Hope is a Girl Selling Fruit
Hope is a Girl Selling Fruit is an illustrated account of a young woman’s thoughts and feelings as she comes into contact with the larger world. A semi-auto-biographical tale with art by Mithila artist Amrita Das, and text by Gita Wolf & Susheela Varadarajan (from the Hindi original by Amrita Das), the book was published by Tara Books in April 2014. While a deeply personal account from Amrita’s own life, the book encourages reflections on what it means to make choices, in the face of societal norms.
As a publishing effort, Tara Books has been recognised for its sensitive dealing of social and cultural themes through many of its titles, and also successful collaborations between designers and folk artists creating a uniquely Indian style of illustration and visualisation. Their recent publication “Hope is a Girl Selling Fruit” is a particular poignant narration, where the choice of the Mithila folk art style adds significant meaning to the story.
Mithila painting (also known as Madhubani painting) originates from the Mithila region of Bihar, India and adjoining areas in Nepal. Traditionally practiced by the women within a small community, and initially restricted to religious, mythological themes, the paintings became a canvas for the women to express their feelings and reactions, over time. It is this fact, that makes the choice of art-style an apt vehicle for a story that is about a young girl’s fears, dreams and questions as she ventures out.
In her art for the book, Amrita uses her training at the Mithila Art Institute, to employ different devices of the style to amplify her narrative. The characteristic detail of Mithila art is used to incorporate elements which establish the contemporary physical situation of the story. Repetitive borders, patterns are used to illustrate situations of limitation and societal norms. Graphic compositions in each page bring multiple events and spaces into a unified moment in time, reflecting the contradictions, questions in the author’s mind.

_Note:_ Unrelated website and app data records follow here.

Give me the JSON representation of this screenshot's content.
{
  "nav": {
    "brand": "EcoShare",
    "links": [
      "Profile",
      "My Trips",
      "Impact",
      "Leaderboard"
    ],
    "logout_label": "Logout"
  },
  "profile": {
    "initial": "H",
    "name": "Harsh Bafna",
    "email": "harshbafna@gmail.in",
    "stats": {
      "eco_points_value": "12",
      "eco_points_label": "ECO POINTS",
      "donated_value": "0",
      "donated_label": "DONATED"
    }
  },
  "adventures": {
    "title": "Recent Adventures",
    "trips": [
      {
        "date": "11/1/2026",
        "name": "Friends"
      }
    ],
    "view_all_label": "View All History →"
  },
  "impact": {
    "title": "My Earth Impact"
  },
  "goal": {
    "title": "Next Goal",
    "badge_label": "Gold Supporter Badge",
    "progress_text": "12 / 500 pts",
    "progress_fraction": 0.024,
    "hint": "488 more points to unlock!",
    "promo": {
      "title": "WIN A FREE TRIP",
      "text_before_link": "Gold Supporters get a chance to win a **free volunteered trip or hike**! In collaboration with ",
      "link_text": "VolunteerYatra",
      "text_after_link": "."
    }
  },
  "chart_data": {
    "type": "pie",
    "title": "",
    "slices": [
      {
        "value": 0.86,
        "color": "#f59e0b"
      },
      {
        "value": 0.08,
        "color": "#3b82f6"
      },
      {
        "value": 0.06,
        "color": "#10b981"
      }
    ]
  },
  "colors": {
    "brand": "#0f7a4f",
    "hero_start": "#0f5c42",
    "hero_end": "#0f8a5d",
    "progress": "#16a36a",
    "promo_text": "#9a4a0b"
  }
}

That a traditional or folk art style can be used to establish the ethnic or cultural origin of a story, is but obvious. But the ability to find a resonance with the content of the narrative, and the skill-fullness to reshape established, traditional visual devices, makes work like ‘Hope is a Girl Selling Fruit’ exceptionally rich and relevant for a wider audience.
Images, courtesy Tara Books.